Component data from apps and pages:
________________________________________

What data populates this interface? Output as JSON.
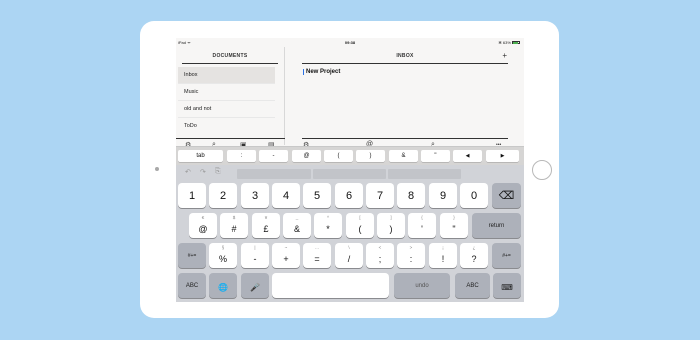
{
  "status": {
    "device": "iPad ᯤ",
    "time": "09:38",
    "battery": "✻ 63%"
  },
  "left_pane": {
    "title": "DOCUMENTS",
    "documents": [
      {
        "label": "Inbox",
        "selected": true
      },
      {
        "label": "Music",
        "selected": false
      },
      {
        "label": "old and not",
        "selected": false
      },
      {
        "label": "ToDo",
        "selected": false
      }
    ],
    "toolbar_icons": [
      "gear-icon",
      "search-icon",
      "tags-icon",
      "document-icon"
    ]
  },
  "right_pane": {
    "title": "INBOX",
    "add_label": "+",
    "editor_text": "New Project",
    "toolbar": {
      "gear": "⚙",
      "at": "@",
      "search": "⌕",
      "more": "•••"
    }
  },
  "accessory_keys": [
    "tab",
    ":",
    "-",
    "@",
    "(",
    ")",
    "&",
    "\"",
    "◀",
    "▶"
  ],
  "keyboard": {
    "undo_icons": [
      "↶",
      "↷",
      "⎘"
    ],
    "number_row": [
      "1",
      "2",
      "3",
      "4",
      "5",
      "6",
      "7",
      "8",
      "9",
      "0"
    ],
    "backspace": "⌫",
    "row2": [
      {
        "alt": "€",
        "main": "@"
      },
      {
        "alt": "$",
        "main": "#"
      },
      {
        "alt": "¥",
        "main": "£"
      },
      {
        "alt": "_",
        "main": "&"
      },
      {
        "alt": "^",
        "main": "*"
      },
      {
        "alt": "[",
        "main": "("
      },
      {
        "alt": "]",
        "main": ")"
      },
      {
        "alt": "{",
        "main": "'"
      },
      {
        "alt": "}",
        "main": "\""
      }
    ],
    "return_label": "return",
    "shift_label": "#+=",
    "row3": [
      {
        "alt": "§",
        "main": "%"
      },
      {
        "alt": "|",
        "main": "-"
      },
      {
        "alt": "~",
        "main": "+"
      },
      {
        "alt": "…",
        "main": "="
      },
      {
        "alt": "\\",
        "main": "/"
      },
      {
        "alt": "<",
        "main": ";"
      },
      {
        "alt": ">",
        "main": ":"
      },
      {
        "alt": "¡",
        "main": "!"
      },
      {
        "alt": "¿",
        "main": "?"
      }
    ],
    "row3_tail": [
      "!",
      "?"
    ],
    "abc_label": "ABC",
    "globe_icon": "🌐",
    "mic_icon": "🎤",
    "space_label": "",
    "undo_label": "undo",
    "hide_keyboard_icon": "⌨"
  }
}
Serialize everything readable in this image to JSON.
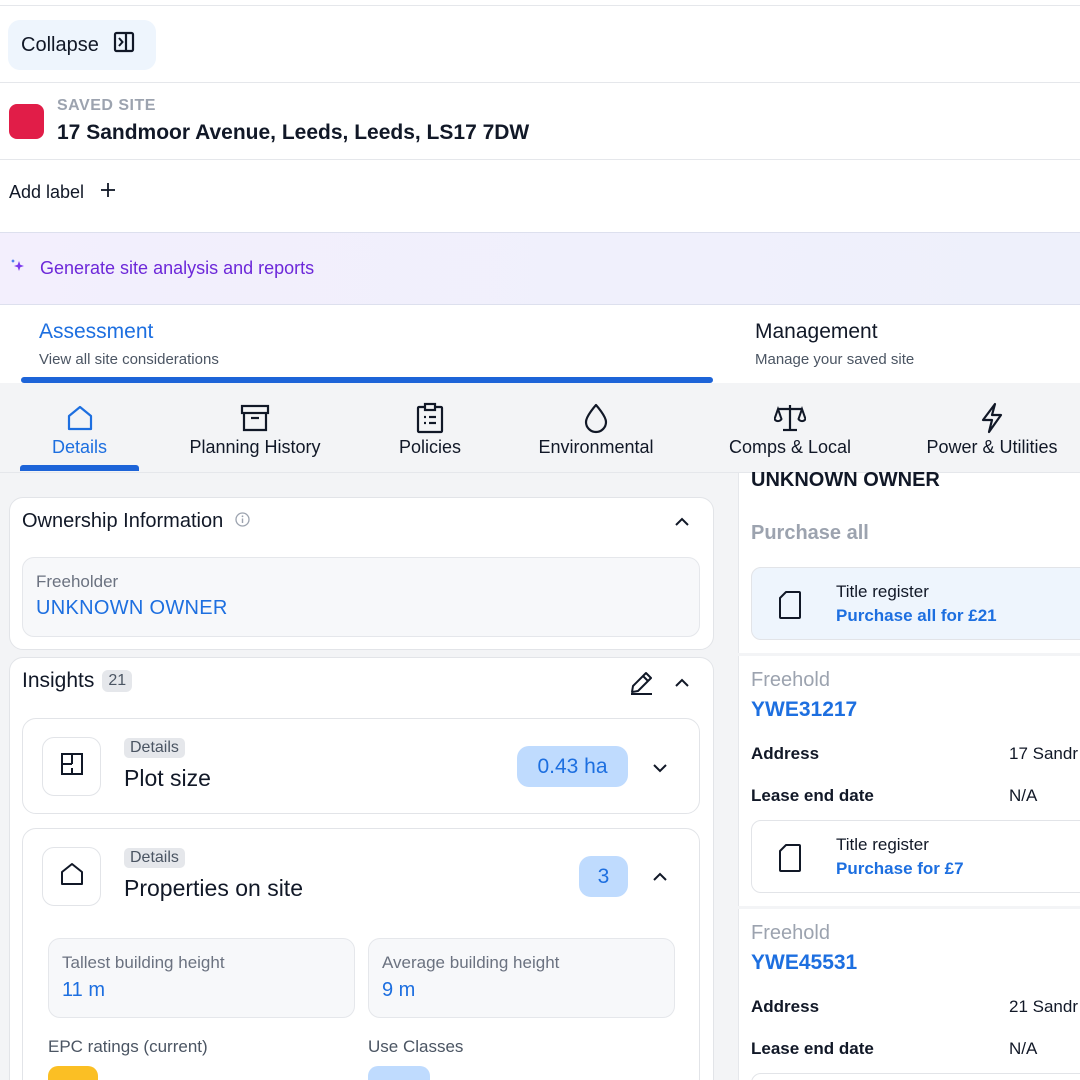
{
  "header": {
    "collapse_label": "Collapse"
  },
  "site": {
    "kicker": "SAVED SITE",
    "address": "17 Sandmoor Avenue, Leeds, Leeds, LS17 7DW",
    "color": "#e11d48"
  },
  "labels": {
    "add_label": "Add label"
  },
  "banner": {
    "text": "Generate site analysis and reports"
  },
  "tabs": [
    {
      "title": "Assessment",
      "subtitle": "View all site considerations",
      "active": true
    },
    {
      "title": "Management",
      "subtitle": "Manage your saved site",
      "active": false
    }
  ],
  "categories": [
    {
      "label": "Details",
      "icon": "home-icon",
      "active": true
    },
    {
      "label": "Planning History",
      "icon": "archive-icon",
      "active": false
    },
    {
      "label": "Policies",
      "icon": "clipboard-icon",
      "active": false
    },
    {
      "label": "Environmental",
      "icon": "droplet-icon",
      "active": false
    },
    {
      "label": "Comps & Local",
      "icon": "scale-icon",
      "active": false
    },
    {
      "label": "Power & Utilities",
      "icon": "bolt-icon",
      "active": false
    }
  ],
  "ownership": {
    "title": "Ownership Information",
    "freeholder_label": "Freeholder",
    "freeholder_value": "UNKNOWN OWNER"
  },
  "insights": {
    "title": "Insights",
    "count": "21",
    "items": [
      {
        "tag": "Details",
        "title": "Plot size",
        "value": "0.43 ha"
      },
      {
        "tag": "Details",
        "title": "Properties on site",
        "value": "3"
      }
    ],
    "metrics": [
      {
        "label": "Tallest building height",
        "value": "11 m"
      },
      {
        "label": "Average building height",
        "value": "9 m"
      }
    ],
    "sub_labels": [
      "EPC ratings (current)",
      "Use Classes"
    ]
  },
  "right": {
    "owner": "UNKNOWN OWNER",
    "purchase_all": "Purchase all",
    "title_register_label": "Title register",
    "purchase_all_price": "Purchase all for £21",
    "titles": [
      {
        "tenure": "Freehold",
        "number": "YWE31217",
        "address_label": "Address",
        "address_value": "17 Sandr",
        "lease_label": "Lease end date",
        "lease_value": "N/A",
        "reg_label": "Title register",
        "reg_price": "Purchase for £7"
      },
      {
        "tenure": "Freehold",
        "number": "YWE45531",
        "address_label": "Address",
        "address_value": "21 Sandr",
        "lease_label": "Lease end date",
        "lease_value": "N/A"
      }
    ]
  },
  "colors": {
    "accent": "#1d6fe0",
    "purple": "#6d28d9",
    "site_swatch": "#e11d48"
  }
}
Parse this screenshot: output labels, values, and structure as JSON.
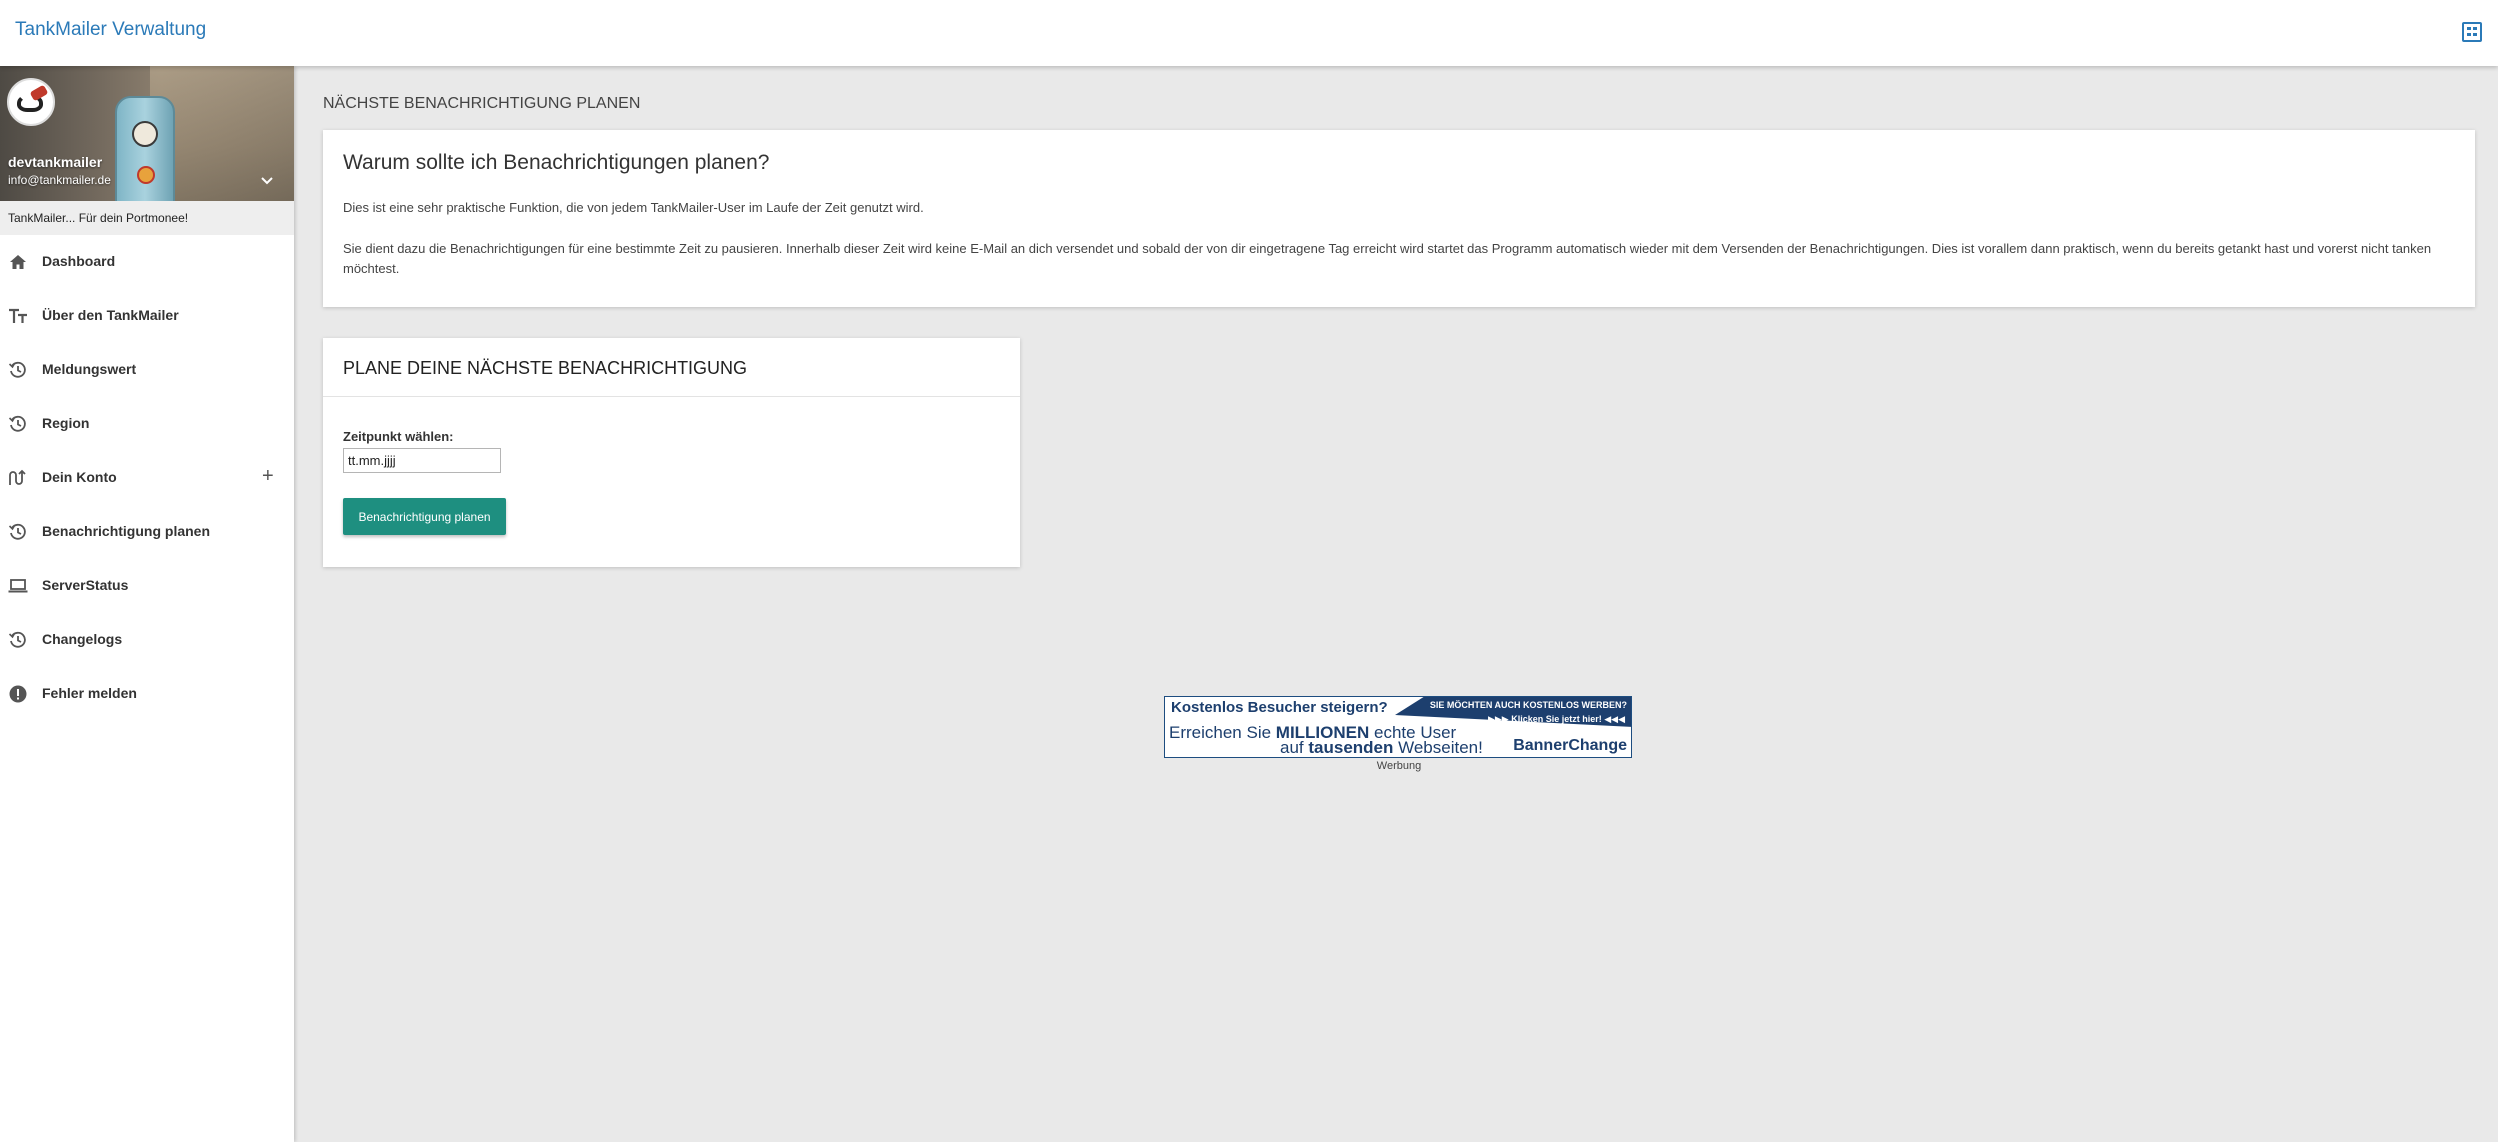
{
  "header": {
    "app_title": "TankMailer Verwaltung",
    "right_icon": "grid-icon"
  },
  "profile": {
    "username": "devtankmailer",
    "email": "info@tankmailer.de",
    "tagline": "TankMailer... Für dein Portmonee!"
  },
  "sidebar": {
    "items": [
      {
        "label": "Dashboard",
        "icon": "home-icon"
      },
      {
        "label": "Über den TankMailer",
        "icon": "text-size-icon"
      },
      {
        "label": "Meldungswert",
        "icon": "history-icon"
      },
      {
        "label": "Region",
        "icon": "history-icon"
      },
      {
        "label": "Dein Konto",
        "icon": "route-icon",
        "expand": "+"
      },
      {
        "label": "Benachrichtigung planen",
        "icon": "history-icon"
      },
      {
        "label": "ServerStatus",
        "icon": "laptop-icon"
      },
      {
        "label": "Changelogs",
        "icon": "history-icon"
      },
      {
        "label": "Fehler melden",
        "icon": "alert-icon"
      }
    ]
  },
  "main": {
    "page_heading": "NÄCHSTE BENACHRICHTIGUNG PLANEN",
    "info_card": {
      "title": "Warum sollte ich Benachrichtigungen planen?",
      "paragraph1": "Dies ist eine sehr praktische Funktion, die von jedem TankMailer-User im Laufe der Zeit genutzt wird.",
      "paragraph2": "Sie dient dazu die Benachrichtigungen für eine bestimmte Zeit zu pausieren. Innerhalb dieser Zeit wird keine E-Mail an dich versendet und sobald der von dir eingetragene Tag erreicht wird startet das Programm automatisch wieder mit dem Versenden der Benachrichtigungen. Dies ist vorallem dann praktisch, wenn du bereits getankt hast und vorerst nicht tanken möchtest."
    },
    "form_card": {
      "title": "PLANE DEINE NÄCHSTE BENACHRICHTIGUNG",
      "date_label": "Zeitpunkt wählen:",
      "date_placeholder": "tt.mm.jjjj",
      "submit_label": "Benachrichtigung planen",
      "accent_color": "#1e8f80"
    }
  },
  "ad": {
    "line1": "Kostenlos Besucher steigern?",
    "right_top": "SIE MÖCHTEN AUCH KOSTENLOS WERBEN?",
    "right_sub": "▶▶▶ Klicken Sie jetzt hier! ◀◀◀",
    "line2_pre": "Erreichen Sie ",
    "line2_bold": "MILLIONEN",
    "line2_post": " echte User",
    "line3_pre": "auf ",
    "line3_bold": "tausenden",
    "line3_post": " Webseiten!",
    "brand": "BannerChange",
    "caption": "Werbung"
  }
}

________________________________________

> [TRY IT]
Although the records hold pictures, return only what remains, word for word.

> [EXERCISE RESULT]
What data populates this interface? Output as JSON.
{
  "status": {
    "device": "iPad ᯤ",
    "time": "09:38",
    "battery": "✻ 63%"
  },
  "left_pane": {
    "title": "DOCUMENTS",
    "documents": [
      {
        "label": "Inbox",
        "selected": true
      },
      {
        "label": "Music",
        "selected": false
      },
      {
        "label": "old and not",
        "selected": false
      },
      {
        "label": "ToDo",
        "selected": false
      }
    ],
    "toolbar_icons": [
      "gear-icon",
      "search-icon",
      "tags-icon",
      "document-icon"
    ]
  },
  "right_pane": {
    "title": "INBOX",
    "add_label": "+",
    "editor_text": "New Project",
    "toolbar": {
      "gear": "⚙",
      "at": "@",
      "search": "⌕",
      "more": "•••"
    }
  },
  "accessory_keys": [
    "tab",
    ":",
    "-",
    "@",
    "(",
    ")",
    "&",
    "\"",
    "◀",
    "▶"
  ],
  "keyboard": {
    "undo_icons": [
      "↶",
      "↷",
      "⎘"
    ],
    "number_row": [
      "1",
      "2",
      "3",
      "4",
      "5",
      "6",
      "7",
      "8",
      "9",
      "0"
    ],
    "backspace": "⌫",
    "row2": [
      {
        "alt": "€",
        "main": "@"
      },
      {
        "alt": "$",
        "main": "#"
      },
      {
        "alt": "¥",
        "main": "£"
      },
      {
        "alt": "_",
        "main": "&"
      },
      {
        "alt": "^",
        "main": "*"
      },
      {
        "alt": "[",
        "main": "("
      },
      {
        "alt": "]",
        "main": ")"
      },
      {
        "alt": "{",
        "main": "'"
      },
      {
        "alt": "}",
        "main": "\""
      }
    ],
    "return_label": "return",
    "shift_label": "#+=",
    "row3": [
      {
        "alt": "§",
        "main": "%"
      },
      {
        "alt": "|",
        "main": "-"
      },
      {
        "alt": "~",
        "main": "+"
      },
      {
        "alt": "…",
        "main": "="
      },
      {
        "alt": "\\",
        "main": "/"
      },
      {
        "alt": "<",
        "main": ";"
      },
      {
        "alt": ">",
        "main": ":"
      },
      {
        "alt": "¡",
        "main": "!"
      },
      {
        "alt": "¿",
        "main": "?"
      }
    ],
    "row3_tail": [
      "!",
      "?"
    ],
    "abc_label": "ABC",
    "globe_icon": "🌐",
    "mic_icon": "🎤",
    "space_label": "",
    "undo_label": "undo",
    "hide_keyboard_icon": "⌨"
  }
}
Serialize everything readable in this image to JSON.
{
  "header": {
    "collapse_label": "Collapse"
  },
  "site": {
    "kicker": "SAVED SITE",
    "address": "17 Sandmoor Avenue, Leeds, Leeds, LS17 7DW",
    "color": "#e11d48"
  },
  "labels": {
    "add_label": "Add label"
  },
  "banner": {
    "text": "Generate site analysis and reports"
  },
  "tabs": [
    {
      "title": "Assessment",
      "subtitle": "View all site considerations",
      "active": true
    },
    {
      "title": "Management",
      "subtitle": "Manage your saved site",
      "active": false
    }
  ],
  "categories": [
    {
      "label": "Details",
      "icon": "home-icon",
      "active": true
    },
    {
      "label": "Planning History",
      "icon": "archive-icon",
      "active": false
    },
    {
      "label": "Policies",
      "icon": "clipboard-icon",
      "active": false
    },
    {
      "label": "Environmental",
      "icon": "droplet-icon",
      "active": false
    },
    {
      "label": "Comps & Local",
      "icon": "scale-icon",
      "active": false
    },
    {
      "label": "Power & Utilities",
      "icon": "bolt-icon",
      "active": false
    }
  ],
  "ownership": {
    "title": "Ownership Information",
    "freeholder_label": "Freeholder",
    "freeholder_value": "UNKNOWN OWNER"
  },
  "insights": {
    "title": "Insights",
    "count": "21",
    "items": [
      {
        "tag": "Details",
        "title": "Plot size",
        "value": "0.43 ha"
      },
      {
        "tag": "Details",
        "title": "Properties on site",
        "value": "3"
      }
    ],
    "metrics": [
      {
        "label": "Tallest building height",
        "value": "11 m"
      },
      {
        "label": "Average building height",
        "value": "9 m"
      }
    ],
    "sub_labels": [
      "EPC ratings (current)",
      "Use Classes"
    ]
  },
  "right": {
    "owner": "UNKNOWN OWNER",
    "purchase_all": "Purchase all",
    "title_register_label": "Title register",
    "purchase_all_price": "Purchase all for £21",
    "titles": [
      {
        "tenure": "Freehold",
        "number": "YWE31217",
        "address_label": "Address",
        "address_value": "17 Sandr",
        "lease_label": "Lease end date",
        "lease_value": "N/A",
        "reg_label": "Title register",
        "reg_price": "Purchase for £7"
      },
      {
        "tenure": "Freehold",
        "number": "YWE45531",
        "address_label": "Address",
        "address_value": "21 Sandr",
        "lease_label": "Lease end date",
        "lease_value": "N/A"
      }
    ]
  },
  "colors": {
    "accent": "#1d6fe0",
    "purple": "#6d28d9",
    "site_swatch": "#e11d48"
  }
}
Parse this screenshot: output labels, values, and structure as JSON.
{
  "header": {
    "app_title": "TankMailer Verwaltung",
    "right_icon": "grid-icon"
  },
  "profile": {
    "username": "devtankmailer",
    "email": "info@tankmailer.de",
    "tagline": "TankMailer... Für dein Portmonee!"
  },
  "sidebar": {
    "items": [
      {
        "label": "Dashboard",
        "icon": "home-icon"
      },
      {
        "label": "Über den TankMailer",
        "icon": "text-size-icon"
      },
      {
        "label": "Meldungswert",
        "icon": "history-icon"
      },
      {
        "label": "Region",
        "icon": "history-icon"
      },
      {
        "label": "Dein Konto",
        "icon": "route-icon",
        "expand": "+"
      },
      {
        "label": "Benachrichtigung planen",
        "icon": "history-icon"
      },
      {
        "label": "ServerStatus",
        "icon": "laptop-icon"
      },
      {
        "label": "Changelogs",
        "icon": "history-icon"
      },
      {
        "label": "Fehler melden",
        "icon": "alert-icon"
      }
    ]
  },
  "main": {
    "page_heading": "NÄCHSTE BENACHRICHTIGUNG PLANEN",
    "info_card": {
      "title": "Warum sollte ich Benachrichtigungen planen?",
      "paragraph1": "Dies ist eine sehr praktische Funktion, die von jedem TankMailer-User im Laufe der Zeit genutzt wird.",
      "paragraph2": "Sie dient dazu die Benachrichtigungen für eine bestimmte Zeit zu pausieren. Innerhalb dieser Zeit wird keine E-Mail an dich versendet und sobald der von dir eingetragene Tag erreicht wird startet das Programm automatisch wieder mit dem Versenden der Benachrichtigungen. Dies ist vorallem dann praktisch, wenn du bereits getankt hast und vorerst nicht tanken möchtest."
    },
    "form_card": {
      "title": "PLANE DEINE NÄCHSTE BENACHRICHTIGUNG",
      "date_label": "Zeitpunkt wählen:",
      "date_placeholder": "tt.mm.jjjj",
      "submit_label": "Benachrichtigung planen",
      "accent_color": "#1e8f80"
    }
  },
  "ad": {
    "line1": "Kostenlos Besucher steigern?",
    "right_top": "SIE MÖCHTEN AUCH KOSTENLOS WERBEN?",
    "right_sub": "▶▶▶ Klicken Sie jetzt hier! ◀◀◀",
    "line2_pre": "Erreichen Sie ",
    "line2_bold": "MILLIONEN",
    "line2_post": " echte User",
    "line3_pre": "auf ",
    "line3_bold": "tausenden",
    "line3_post": " Webseiten!",
    "brand": "BannerChange",
    "caption": "Werbung"
  }
}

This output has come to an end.